RECORDS FOR THE TASK Block Start

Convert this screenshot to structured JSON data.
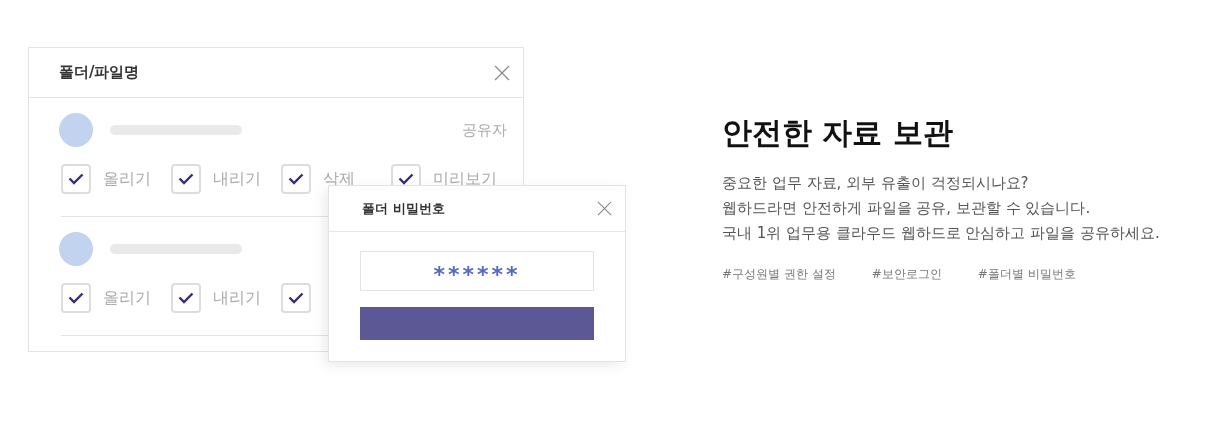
{
  "share_panel": {
    "title": "폴더/파일명",
    "members": [
      {
        "role": "공유자",
        "permissions": [
          {
            "label": "올리기",
            "checked": true
          },
          {
            "label": "내리기",
            "checked": true
          },
          {
            "label": "삭제",
            "checked": true
          },
          {
            "label": "미리보기",
            "checked": true
          }
        ]
      },
      {
        "permissions": [
          {
            "label": "올리기",
            "checked": true
          },
          {
            "label": "내리기",
            "checked": true
          },
          {
            "checked": true
          }
        ]
      }
    ]
  },
  "password_dialog": {
    "title": "폴더 비밀번호",
    "value": "******"
  },
  "feature": {
    "title": "안전한 자료 보관",
    "lines": [
      "중요한 업무 자료, 외부 유출이 걱정되시나요?",
      "웹하드라면 안전하게 파일을 공유, 보관할 수 있습니다.",
      "국내 1위 업무용 클라우드 웹하드로 안심하고 파일을 공유하세요."
    ],
    "tags": [
      "#구성원별 권한 설정",
      "#보안로그인",
      "#폴더별 비밀번호"
    ]
  }
}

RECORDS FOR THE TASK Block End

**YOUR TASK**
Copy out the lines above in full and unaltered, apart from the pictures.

**EXERCISE SOLUTION**
Convert this screenshot to structured JSON data.
{
  "share_panel": {
    "title": "폴더/파일명",
    "members": [
      {
        "role": "공유자",
        "permissions": [
          {
            "label": "올리기",
            "checked": true
          },
          {
            "label": "내리기",
            "checked": true
          },
          {
            "label": "삭제",
            "checked": true
          },
          {
            "label": "미리보기",
            "checked": true
          }
        ]
      },
      {
        "permissions": [
          {
            "label": "올리기",
            "checked": true
          },
          {
            "label": "내리기",
            "checked": true
          },
          {
            "checked": true
          }
        ]
      }
    ]
  },
  "password_dialog": {
    "title": "폴더 비밀번호",
    "value": "******"
  },
  "feature": {
    "title": "안전한 자료 보관",
    "lines": [
      "중요한 업무 자료, 외부 유출이 걱정되시나요?",
      "웹하드라면 안전하게 파일을 공유, 보관할 수 있습니다.",
      "국내 1위 업무용 클라우드 웹하드로 안심하고 파일을 공유하세요."
    ],
    "tags": [
      "#구성원별 권한 설정",
      "#보안로그인",
      "#폴더별 비밀번호"
    ]
  }
}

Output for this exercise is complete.